At the kick -off meeting, which was held at CERN last 22nd May, all the 170 selected projects where announced and each will receive 100.000€ to develop it and will have a one-year countdown to prove the scientific merit and innovation potentia. The projects are grouped into four categories; data acquisition systems and computing; front-end and back-end electronics; sensors; and software and integration.
Santiago Marco is one of the partners of the “SNIFFDRONE” project, together with Laura Pastor responsible for Innovation at “Depuración de Aguas del Mediterráneo”. Its main purpose is the co-creation of a drone with olfaction capabilities able to provide spatially dense odour measurements and autonomously localise the source of odour nuisances in wastewater treatment plants (WWTPs), leading to a drastic improvement in plant management.
Malodours produced by WWTPs are an expanding concern for the cities, they lower citizens’ quality of life by undesired odour exposure and nuisance. Odours are the main cause of pollution perception, together with dust and noise.

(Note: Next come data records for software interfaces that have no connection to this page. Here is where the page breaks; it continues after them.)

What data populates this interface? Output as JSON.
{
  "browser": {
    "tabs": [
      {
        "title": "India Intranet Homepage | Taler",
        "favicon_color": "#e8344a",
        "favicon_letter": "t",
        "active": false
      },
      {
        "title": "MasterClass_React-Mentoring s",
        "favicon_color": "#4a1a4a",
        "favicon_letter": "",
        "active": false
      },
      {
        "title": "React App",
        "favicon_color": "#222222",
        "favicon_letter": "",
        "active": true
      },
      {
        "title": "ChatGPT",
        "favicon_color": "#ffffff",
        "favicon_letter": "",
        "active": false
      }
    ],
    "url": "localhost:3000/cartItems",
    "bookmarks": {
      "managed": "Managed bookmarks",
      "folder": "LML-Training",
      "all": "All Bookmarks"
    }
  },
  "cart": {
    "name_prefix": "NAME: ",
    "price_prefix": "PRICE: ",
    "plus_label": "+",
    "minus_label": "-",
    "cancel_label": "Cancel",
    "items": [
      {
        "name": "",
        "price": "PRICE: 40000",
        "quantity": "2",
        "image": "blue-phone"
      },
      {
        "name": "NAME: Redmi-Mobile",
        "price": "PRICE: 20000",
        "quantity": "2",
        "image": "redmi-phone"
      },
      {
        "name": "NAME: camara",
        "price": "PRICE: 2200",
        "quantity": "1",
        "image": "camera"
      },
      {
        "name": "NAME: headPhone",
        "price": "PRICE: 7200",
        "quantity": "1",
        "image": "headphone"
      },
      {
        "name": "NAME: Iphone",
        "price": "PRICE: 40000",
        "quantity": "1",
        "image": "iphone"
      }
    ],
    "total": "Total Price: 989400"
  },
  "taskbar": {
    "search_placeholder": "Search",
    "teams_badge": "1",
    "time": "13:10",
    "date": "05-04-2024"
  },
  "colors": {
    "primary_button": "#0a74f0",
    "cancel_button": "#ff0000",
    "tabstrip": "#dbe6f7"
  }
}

Current odour assessment methodologies use costly and infrequent olfactometry measurements involving large human panels and continuous monitoring of only a few gases. SNIFFDRONE will provide real-time odour information to managers which will help to make fast decisions and to apply actions pre-empting potential inconveniences and emergencies. In future, monitoring of odour emissions from gas emission points using drones with olfaction capabilities will largely improve plant management and all release sources.
Samuel Ojosnegros is the principal investigator of one of the selected ideas under the name of “HYSPLANT”, that pursues a new imaging method to identify the embryos with higher implantation potential. Identifying the embryos that are competent for implantation is a critical step in the in-vitro Fertilization (IVF) cycle as one out of seven couples in Europe suffer from fertility problems. Despite the great advances in assisted reproduction and IVF, the number of embryos leading to a live birth is relatively low. Often pregnancy rates are artificially increased by transferring multiple embryos to the mother. However, this procedure leads to multiple pregnancies, which generate remarkable obstetrical and neonatal complications.
Therefore, HYSPLANT experiments consider a 12-month tight collaboration between clinicians from DEXEUS Hospital and IBEC researchers. The technology ensuing from this project will be the basis for a new medical device combining laser illumination with a novel software analysis that will enable IVF professionals to select competent embryos, thus increasing the implantation success rate and reducing the time to pregnancy.